Maitland is considering converting to some one-way roads along its rail corridor in order to cut $1.5 million off the price tag to silence train horns in the city.
Under the proposal, George and Packwood avenues would be open to only eastbound traffic while Horatio Avenue would be open to only westbound traffic, all between Highway 17-92 and Maitland Avenue, Maitland Public Works Director Rick Lemke said. Doing so would eliminate the need for quadruple barrier gates— $250,000 each — at those crossings.
“Everybody’s first reaction is, holy cow, what are you doing,” Lemke said, “but realistically there are significant benefits to it (going to one-way streets) — significant cost savings.”
On Monday, the City Council gave the OK to send the quiet zone proposal to Metroplan Orlando for inclusion in a regional report associated with SunRail. Central Florida cities along the rail line, including Winter Park, are hoping to qualify for a federal quiet zone grant. Currently, the grant is not funded.
“If we don’t submit an application to Metroplan, we have zero chance of getting funding,” Mayor Howard Schieferdecker said.
But that doesn’t mean one-way streets are on their way, he said. “We’re just saying we’re exploring it…. Please don’t think we’re trying to get one-way streets (passed) at this Council meeting.”
Quiet zones are railroad crossings where the conductor is prohibited from sounding the horns as the train approaches. Train horns already bother many residents, and the forthcoming SunRail commuter rail system will only increase the frequency of the sound.
SunRail is initially scheduled to run 51 trains a day – 102 minutes of horn noise – through the area, Maitland Transportation Engineer Charlie Wallace said. At build-out, 75 trains will come through per day.
But quiet zones don't come cheap. They require that municipalities install special gates and curbs that make it more difficult for cars to cross the tracks when a train is on its way.
Converting to one-way traffic would eliminate the state’s requirement for quad gates, which completely block pedestrian or cars from crossing the tracks.
Maitland had originally projected their nine quiet zones would cost $3.2 million. The cost included installing quad gates at eight crossings and special curbing at a few. SunRail knocked that cost down to $2.7 million due to crossing improvements associated with the commuter rail project.
Under the latest proposal, the city would install quad gates at just three of the intersections — Greenwood Road, Ventris Avenue and Lake Avenue — bringing the total cost down to just more than $1 million.
Councilman Ivan Valdes asked the city to also consider converting Ventris Avenue to a one-way road to save an additional $200,000. That move would affect him personally, as his office is on Ventris.
In Winter Park, the city has partial funding to install the infrastructure for the quiet zones. They too are hoping to secure a federal grant to pay for the rest. Their 16 intersections carry a $3 million price tag, city spokeswoman Clarissa Howard said.

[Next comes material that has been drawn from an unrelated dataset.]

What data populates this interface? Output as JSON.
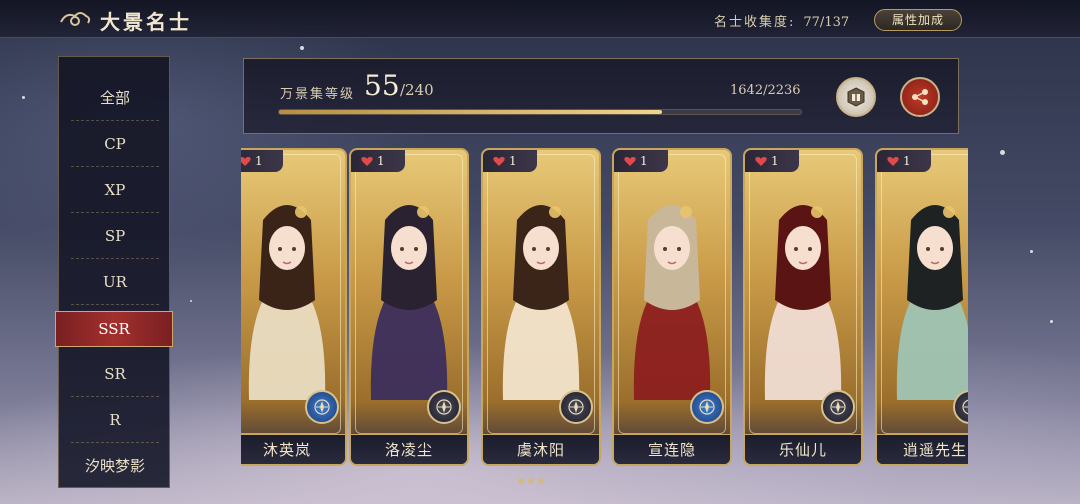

Most of the crossings require quad gates.
Lemke said that one-way streets would enhance the city’s long-term transportation plan by diverting through traffic from downtown to Maitland Avenue and allowing parking on both sides of the street. One-way traffic is also slightly more pedestrian friendly.
“It will give it more of a downtown feeling,” he said.
Former Maitland City Councilman Jeff Flowers said residents should embrace the one-way street proposal, especially as the city moves on plans to revitalize its downtown.
“We’ll have changes in Maitland whether we want it or not. … Why not save $2 million now and quiet the town?” Flowers said. “I live a distance away but I hear ’em; they wake me up.”